          • Soulfinger

            Good point. It’s like when when Slaanesh demons entice people to do unspeakable, unholy acts. Do they mean oral, or is it just second base? One of these days it will be revealed that space marines have the anatomy of a Ken Doll, which is how they resist such dark influences.

            Yet, the fiction will sell so long as planes keep zooming, tanks keep rumbling, bolters clatter, ruby red lances of lasgun fire flicker across the battlefield, Chaos taints things, and chapters of Dolph Lundgren marines deliver up stilted lines of dialogue FOR THE EMPEROR.

          • See, I always remember it as “the roar of the bolters” since they’re essentially mini rocket launchers (as bolter bolts are self-propelled).

          • Soulfinger

            You are probably right. Either way, the presentation really started to crack me up when I first started reading board books to our infant son. Things crash, bang, and boom, which apparently can go on being exciting for years to come (try reading a BL combat scene out loud and prepare to feel embarrassed).

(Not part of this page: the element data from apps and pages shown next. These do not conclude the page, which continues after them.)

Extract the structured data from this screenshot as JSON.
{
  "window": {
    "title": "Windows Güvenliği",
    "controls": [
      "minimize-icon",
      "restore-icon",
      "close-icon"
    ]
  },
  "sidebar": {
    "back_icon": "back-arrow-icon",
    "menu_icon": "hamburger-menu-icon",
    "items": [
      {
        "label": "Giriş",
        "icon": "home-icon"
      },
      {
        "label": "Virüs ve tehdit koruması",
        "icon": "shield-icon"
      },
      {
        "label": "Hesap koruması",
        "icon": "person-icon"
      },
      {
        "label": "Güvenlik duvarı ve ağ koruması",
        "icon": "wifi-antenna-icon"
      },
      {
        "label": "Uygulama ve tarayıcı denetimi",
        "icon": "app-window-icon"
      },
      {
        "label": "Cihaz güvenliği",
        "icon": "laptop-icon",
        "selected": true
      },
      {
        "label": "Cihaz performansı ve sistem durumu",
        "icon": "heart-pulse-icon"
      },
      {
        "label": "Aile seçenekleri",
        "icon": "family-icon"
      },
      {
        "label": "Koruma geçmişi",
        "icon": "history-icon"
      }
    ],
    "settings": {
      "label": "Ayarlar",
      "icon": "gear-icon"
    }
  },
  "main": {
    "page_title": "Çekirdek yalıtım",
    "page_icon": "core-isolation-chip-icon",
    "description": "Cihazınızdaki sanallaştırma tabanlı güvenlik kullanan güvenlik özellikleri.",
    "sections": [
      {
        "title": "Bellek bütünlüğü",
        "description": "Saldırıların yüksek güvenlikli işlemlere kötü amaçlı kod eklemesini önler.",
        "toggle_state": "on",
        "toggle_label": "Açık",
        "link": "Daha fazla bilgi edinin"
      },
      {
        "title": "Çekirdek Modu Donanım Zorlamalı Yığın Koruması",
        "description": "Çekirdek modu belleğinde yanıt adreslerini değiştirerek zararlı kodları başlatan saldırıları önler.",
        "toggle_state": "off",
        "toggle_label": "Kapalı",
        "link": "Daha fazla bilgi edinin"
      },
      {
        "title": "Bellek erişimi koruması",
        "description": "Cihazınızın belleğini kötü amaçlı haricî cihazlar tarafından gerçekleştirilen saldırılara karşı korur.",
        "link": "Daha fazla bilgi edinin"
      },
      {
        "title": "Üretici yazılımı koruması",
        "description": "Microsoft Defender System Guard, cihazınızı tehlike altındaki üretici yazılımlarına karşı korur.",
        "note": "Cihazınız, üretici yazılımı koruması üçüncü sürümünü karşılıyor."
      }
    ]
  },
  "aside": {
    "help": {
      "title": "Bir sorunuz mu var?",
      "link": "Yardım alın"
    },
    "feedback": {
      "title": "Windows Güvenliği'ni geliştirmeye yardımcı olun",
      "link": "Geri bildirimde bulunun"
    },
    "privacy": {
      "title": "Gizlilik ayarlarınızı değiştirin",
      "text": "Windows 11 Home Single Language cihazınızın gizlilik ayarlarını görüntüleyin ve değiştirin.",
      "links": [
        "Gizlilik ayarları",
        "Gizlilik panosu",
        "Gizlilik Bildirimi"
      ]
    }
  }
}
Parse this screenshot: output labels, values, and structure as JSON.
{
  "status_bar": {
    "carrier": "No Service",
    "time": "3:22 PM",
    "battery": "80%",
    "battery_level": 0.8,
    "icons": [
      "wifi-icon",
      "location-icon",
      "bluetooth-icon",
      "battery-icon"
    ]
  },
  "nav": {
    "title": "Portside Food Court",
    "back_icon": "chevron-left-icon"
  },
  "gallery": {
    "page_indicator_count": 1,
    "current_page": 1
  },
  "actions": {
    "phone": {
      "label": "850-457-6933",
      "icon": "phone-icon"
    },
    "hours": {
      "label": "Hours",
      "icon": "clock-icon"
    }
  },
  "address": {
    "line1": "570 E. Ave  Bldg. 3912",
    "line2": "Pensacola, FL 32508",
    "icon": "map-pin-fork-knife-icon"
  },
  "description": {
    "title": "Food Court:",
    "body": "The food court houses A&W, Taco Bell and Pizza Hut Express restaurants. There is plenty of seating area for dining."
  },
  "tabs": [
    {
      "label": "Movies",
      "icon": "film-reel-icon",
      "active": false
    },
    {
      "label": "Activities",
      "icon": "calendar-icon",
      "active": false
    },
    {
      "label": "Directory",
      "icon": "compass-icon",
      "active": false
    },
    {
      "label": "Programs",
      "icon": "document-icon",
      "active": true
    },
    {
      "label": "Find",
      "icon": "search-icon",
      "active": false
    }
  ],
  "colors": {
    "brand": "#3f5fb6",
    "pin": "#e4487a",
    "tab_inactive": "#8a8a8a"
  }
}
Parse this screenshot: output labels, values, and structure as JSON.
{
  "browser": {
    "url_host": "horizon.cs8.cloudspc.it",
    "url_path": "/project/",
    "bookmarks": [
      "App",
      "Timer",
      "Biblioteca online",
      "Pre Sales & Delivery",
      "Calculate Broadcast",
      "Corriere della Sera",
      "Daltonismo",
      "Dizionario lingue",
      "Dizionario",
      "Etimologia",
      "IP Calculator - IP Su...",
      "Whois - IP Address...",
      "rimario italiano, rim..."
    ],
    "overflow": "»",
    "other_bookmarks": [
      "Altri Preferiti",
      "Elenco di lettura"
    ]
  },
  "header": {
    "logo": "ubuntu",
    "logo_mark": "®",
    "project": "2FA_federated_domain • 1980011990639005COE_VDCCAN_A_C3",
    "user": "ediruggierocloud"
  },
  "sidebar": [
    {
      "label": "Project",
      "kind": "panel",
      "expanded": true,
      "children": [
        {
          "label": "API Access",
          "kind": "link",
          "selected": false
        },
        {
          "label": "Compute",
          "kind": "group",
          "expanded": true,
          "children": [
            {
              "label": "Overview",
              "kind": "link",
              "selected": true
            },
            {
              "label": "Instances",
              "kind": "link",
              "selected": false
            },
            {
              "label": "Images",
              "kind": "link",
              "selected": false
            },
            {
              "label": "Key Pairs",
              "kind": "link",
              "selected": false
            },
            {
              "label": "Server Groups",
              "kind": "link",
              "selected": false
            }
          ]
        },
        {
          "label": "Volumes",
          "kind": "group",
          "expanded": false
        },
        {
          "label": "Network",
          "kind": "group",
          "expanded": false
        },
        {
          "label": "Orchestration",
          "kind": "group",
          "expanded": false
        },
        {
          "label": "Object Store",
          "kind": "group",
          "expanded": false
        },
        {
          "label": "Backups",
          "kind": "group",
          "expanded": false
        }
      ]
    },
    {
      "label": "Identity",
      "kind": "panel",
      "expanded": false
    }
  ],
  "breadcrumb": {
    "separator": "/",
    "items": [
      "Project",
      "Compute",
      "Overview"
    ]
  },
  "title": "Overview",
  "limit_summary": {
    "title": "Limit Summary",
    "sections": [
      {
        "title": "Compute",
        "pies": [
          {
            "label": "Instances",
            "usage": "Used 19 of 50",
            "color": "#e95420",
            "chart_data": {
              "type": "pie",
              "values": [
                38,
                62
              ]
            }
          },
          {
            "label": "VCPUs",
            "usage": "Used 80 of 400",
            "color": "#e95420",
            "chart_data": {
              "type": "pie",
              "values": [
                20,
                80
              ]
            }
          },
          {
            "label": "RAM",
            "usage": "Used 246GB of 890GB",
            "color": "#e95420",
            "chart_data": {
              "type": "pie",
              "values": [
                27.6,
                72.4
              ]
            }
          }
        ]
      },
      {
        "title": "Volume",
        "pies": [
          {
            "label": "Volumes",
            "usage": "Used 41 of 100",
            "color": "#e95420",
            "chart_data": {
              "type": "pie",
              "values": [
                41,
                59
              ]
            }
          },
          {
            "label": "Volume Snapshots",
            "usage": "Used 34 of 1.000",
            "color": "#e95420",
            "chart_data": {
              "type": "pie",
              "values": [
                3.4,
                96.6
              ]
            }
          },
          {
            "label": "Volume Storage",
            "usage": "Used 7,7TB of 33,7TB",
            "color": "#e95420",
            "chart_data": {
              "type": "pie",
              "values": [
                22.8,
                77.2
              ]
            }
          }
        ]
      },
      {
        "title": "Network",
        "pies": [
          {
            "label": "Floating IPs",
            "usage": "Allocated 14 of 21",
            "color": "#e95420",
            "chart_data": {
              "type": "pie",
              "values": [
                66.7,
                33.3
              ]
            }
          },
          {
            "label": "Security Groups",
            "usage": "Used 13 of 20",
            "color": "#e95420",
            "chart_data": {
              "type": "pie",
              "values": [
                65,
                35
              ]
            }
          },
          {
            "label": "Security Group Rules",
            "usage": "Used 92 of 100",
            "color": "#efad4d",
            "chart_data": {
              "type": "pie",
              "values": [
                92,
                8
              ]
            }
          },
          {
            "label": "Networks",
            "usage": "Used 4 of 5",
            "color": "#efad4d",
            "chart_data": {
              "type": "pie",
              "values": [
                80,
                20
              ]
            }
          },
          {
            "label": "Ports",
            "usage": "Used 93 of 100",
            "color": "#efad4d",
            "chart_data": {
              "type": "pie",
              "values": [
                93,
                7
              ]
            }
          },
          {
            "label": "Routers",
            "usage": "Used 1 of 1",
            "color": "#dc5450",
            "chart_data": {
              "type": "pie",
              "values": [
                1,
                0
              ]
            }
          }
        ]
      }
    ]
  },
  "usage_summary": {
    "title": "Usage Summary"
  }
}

            I think they’d be better off firing the guy who wrote the Souldrinkers Omnibus and hiring on those two women who write dinosaur erotic, like “Ravished by the Triceratops” on Amazon. TIME did an article on them. Seriously though, I bet a female author with some Harlequin novels under her belt could totally revitalize the genre in a good way. The writing would be just as awful, but the books would no longer feel like the novelization of a Uwe Boll movie. We may even discover where babies come from in the dark future of the grim darkness.

          • Lemminkaeinen

            There’s at least one that was intentionally homoerotic (Space Marine by Ian Watson).

  • Viking813

    Question about the ‘Deathwing fluff’,
    The 1990 Deathwing expansion for Space Hulk had a great story arc. It certainly contributed to my love for the game and helped my transition into 40K. Probably stillone of my favorite pieces of 40K fiction ever. Did they reuse or recycle that fiction, or is this entirely new content?

    • I did not own the 1990 Deathwing expansion, but I don’t think it is from that. This isn’t like the cool little stories in the Compendium or Compilation. It’s completely expository.

  • Grindar

    Shouldn’t that be less than or equal to on the plasma cannon rule? The way you say it in the review, you fire it twice and it has a 4/6 chance of exploding :p

    • You’re correct. It should be “less.” Fixed!

  • Whoops!

  • Modhail

    Such a shame GW decided to limit availability of these expansions to iPad owners only…
    From reading this review these missions files really add a lot of value and replayability to Space Hulk, but they’ve gone and excluded a large number of potential customers.
    (Most gallingly, including myself ;-P)
    But them again, GW seems to have heavy artillery permanently trained on their feet these days…

    • odinsgrandson

      Especially considering that the largest market for ebooks is Amazon and not Apple.

      I could understand it if they only went with the largest market, but that’s not the way they went either.

      • Modhail

        No, tellingly, they went for the most restrictive/closed off and highest price-for-perfomance option.
        I quess it was just the best fit for them… ;-P

  • darkendlight

    I looked at picking up Space Hulk this time around (I also considered it last time) but the lack of support from the company and the idea now of paying $15 for 3 missions seems like I made the right choice in passing.